→ **Goal of the exercise**: The required answer is each line in the entries below where "SOLIDWORKS" occurs.

═══ Information supplied ═══

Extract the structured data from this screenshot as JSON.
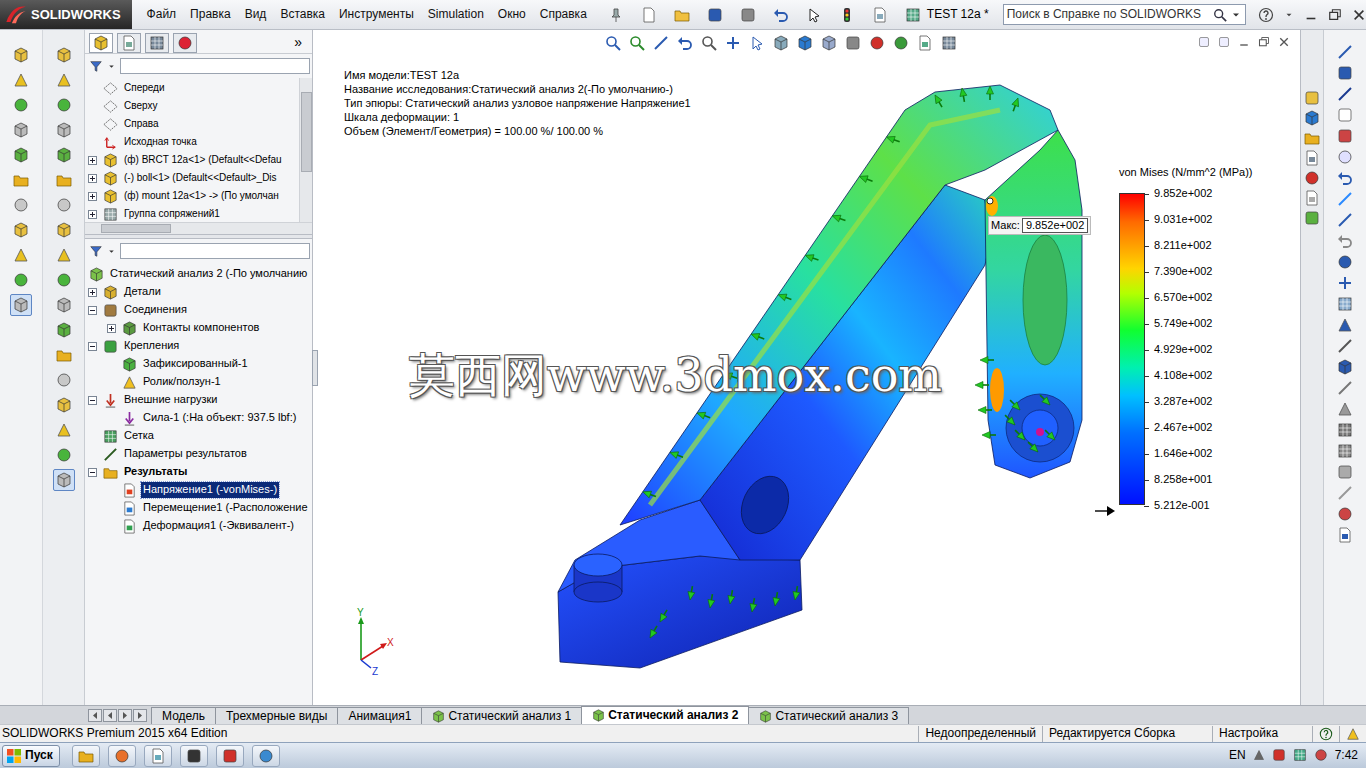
{
  "app": {
    "logo": "SOLIDWORKS",
    "document_title": "TEST 12a *"
  },
  "menu": [
    "Файл",
    "Правка",
    "Вид",
    "Вставка",
    "Инструменты",
    "Simulation",
    "Окно",
    "Справка"
  ],
  "search": {
    "placeholder": "Поиск в Справке по SOLIDWORKS"
  },
  "left_toolbar": {
    "col1": [
      {
        "pressed": false
      },
      {
        "pressed": false
      },
      {
        "pressed": false
      },
      {
        "pressed": false
      },
      {
        "pressed": false
      },
      {
        "pressed": false
      },
      {
        "pressed": false
      },
      {
        "pressed": false
      },
      {
        "pressed": false
      },
      {
        "pressed": false
      },
      {
        "pressed": true
      }
    ],
    "col2": [
      {
        "pressed": false
      },
      {
        "pressed": false
      },
      {
        "pressed": false
      },
      {
        "pressed": false
      },
      {
        "pressed": false
      },
      {
        "pressed": false
      },
      {
        "pressed": false
      },
      {
        "pressed": false
      },
      {
        "pressed": false
      },
      {
        "pressed": false
      },
      {
        "pressed": false
      },
      {
        "pressed": false
      },
      {
        "pressed": false
      },
      {
        "pressed": false
      },
      {
        "pressed": false
      },
      {
        "pressed": false
      },
      {
        "pressed": false
      },
      {
        "pressed": true
      }
    ]
  },
  "feature_tree": {
    "more": "»",
    "items": [
      {
        "label": "Спереди",
        "kind": "plane",
        "depth": 1,
        "expandable": false,
        "expanded": false,
        "selected": false,
        "bold": false
      },
      {
        "label": "Сверху",
        "kind": "plane",
        "depth": 1,
        "expandable": false,
        "expanded": false,
        "selected": false,
        "bold": false
      },
      {
        "label": "Справа",
        "kind": "plane",
        "depth": 1,
        "expandable": false,
        "expanded": false,
        "selected": false,
        "bold": false
      },
      {
        "label": "Исходная точка",
        "kind": "origin",
        "depth": 1,
        "expandable": false,
        "expanded": false,
        "selected": false,
        "bold": false
      },
      {
        "label": "(ф) BRCT 12a<1> (Default<<Defau",
        "kind": "part",
        "depth": 1,
        "expandable": true,
        "expanded": false,
        "selected": false,
        "bold": false
      },
      {
        "label": "(-) boll<1> (Default<<Default>_Dis",
        "kind": "part",
        "depth": 1,
        "expandable": true,
        "expanded": false,
        "selected": false,
        "bold": false
      },
      {
        "label": "(ф) mount 12a<1> -> (По умолчан",
        "kind": "part",
        "depth": 1,
        "expandable": true,
        "expanded": false,
        "selected": false,
        "bold": false
      },
      {
        "label": "Группа сопряжений1",
        "kind": "mates",
        "depth": 1,
        "expandable": true,
        "expanded": false,
        "selected": false,
        "bold": false
      }
    ]
  },
  "study_tree": {
    "items": [
      {
        "label": "Статический анализ 2 (-По умолчанию",
        "kind": "study",
        "depth": 0,
        "expandable": false,
        "expanded": true,
        "selected": false,
        "bold": false
      },
      {
        "label": "Детали",
        "kind": "parts",
        "depth": 1,
        "expandable": true,
        "expanded": false,
        "selected": false,
        "bold": false
      },
      {
        "label": "Соединения",
        "kind": "connections",
        "depth": 1,
        "expandable": true,
        "expanded": true,
        "selected": false,
        "bold": false
      },
      {
        "label": "Контакты компонентов",
        "kind": "contacts",
        "depth": 2,
        "expandable": true,
        "expanded": false,
        "selected": false,
        "bold": false
      },
      {
        "label": "Крепления",
        "kind": "fixtures",
        "depth": 1,
        "expandable": true,
        "expanded": true,
        "selected": false,
        "bold": false
      },
      {
        "label": "Зафиксированный-1",
        "kind": "fixed",
        "depth": 2,
        "expandable": false,
        "expanded": false,
        "selected": false,
        "bold": false
      },
      {
        "label": "Ролик/ползун-1",
        "kind": "roller",
        "depth": 2,
        "expandable": false,
        "expanded": false,
        "selected": false,
        "bold": false
      },
      {
        "label": "Внешние нагрузки",
        "kind": "loads",
        "depth": 1,
        "expandable": true,
        "expanded": true,
        "selected": false,
        "bold": false
      },
      {
        "label": "Сила-1 (:На объект: 937.5 lbf:)",
        "kind": "force",
        "depth": 2,
        "expandable": false,
        "expanded": false,
        "selected": false,
        "bold": false
      },
      {
        "label": "Сетка",
        "kind": "mesh",
        "depth": 1,
        "expandable": false,
        "expanded": false,
        "selected": false,
        "bold": false
      },
      {
        "label": "Параметры результатов",
        "kind": "params",
        "depth": 1,
        "expandable": false,
        "expanded": false,
        "selected": false,
        "bold": false
      },
      {
        "label": "Результаты",
        "kind": "results",
        "depth": 1,
        "expandable": true,
        "expanded": true,
        "selected": false,
        "bold": true
      },
      {
        "label": "Напряжение1 (-vonMises-)",
        "kind": "stress",
        "depth": 2,
        "expandable": false,
        "expanded": false,
        "selected": true,
        "bold": false
      },
      {
        "label": "Перемещение1 (-Расположение",
        "kind": "displacement",
        "depth": 2,
        "expandable": false,
        "expanded": false,
        "selected": false,
        "bold": false
      },
      {
        "label": "Деформация1 (-Эквивалент-)",
        "kind": "strain",
        "depth": 2,
        "expandable": false,
        "expanded": false,
        "selected": false,
        "bold": false
      }
    ]
  },
  "graphics": {
    "info": [
      "Имя модели:TEST 12a",
      "Название исследования:Статический анализ 2(-По умолчанию-)",
      "Тип эпюры: Статический анализ узловое напряжение Напряжение1",
      "Шкала деформации: 1",
      "Объем (Элемент/Геометрия) = 100.00 %/ 100.00 %"
    ],
    "legend": {
      "title": "von Mises (N/mm^2 (MPa))",
      "ticks": [
        "9.852e+002",
        "9.031e+002",
        "8.211e+002",
        "7.390e+002",
        "6.570e+002",
        "5.749e+002",
        "4.929e+002",
        "4.108e+002",
        "3.287e+002",
        "2.467e+002",
        "1.646e+002",
        "8.258e+001",
        "5.212e-001"
      ]
    },
    "max_probe": {
      "label": "Макс:",
      "value": "9.852e+002"
    },
    "watermark": "莫西网www.3dmox.com",
    "triad": {
      "y": "Y",
      "x": "X",
      "z": "Z"
    }
  },
  "bottom_tabs": [
    {
      "label": "Модель",
      "kind": "model",
      "selected": false
    },
    {
      "label": "Трехмерные виды",
      "kind": "model",
      "selected": false
    },
    {
      "label": "Анимация1",
      "kind": "model",
      "selected": false
    },
    {
      "label": "Статический анализ 1",
      "kind": "study",
      "selected": false
    },
    {
      "label": "Статический анализ 2",
      "kind": "study",
      "selected": true
    },
    {
      "label": "Статический анализ 3",
      "kind": "study",
      "selected": false
    }
  ],
  "status_bar": {
    "edition": "SOLIDWORKS Premium 2015 x64 Edition",
    "fields": [
      "Недоопределенный",
      "Редактируется Сборка",
      "Настройка"
    ]
  },
  "taskbar": {
    "start": "Пуск",
    "language": "EN",
    "time": "7:42"
  }
}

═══

→ **Expected answer**:
    "logo": "SOLIDWORKS",
    "placeholder": "Поиск в Справке по SOLIDWORKS"
    "edition": "SOLIDWORKS Premium 2015 x64 Edition",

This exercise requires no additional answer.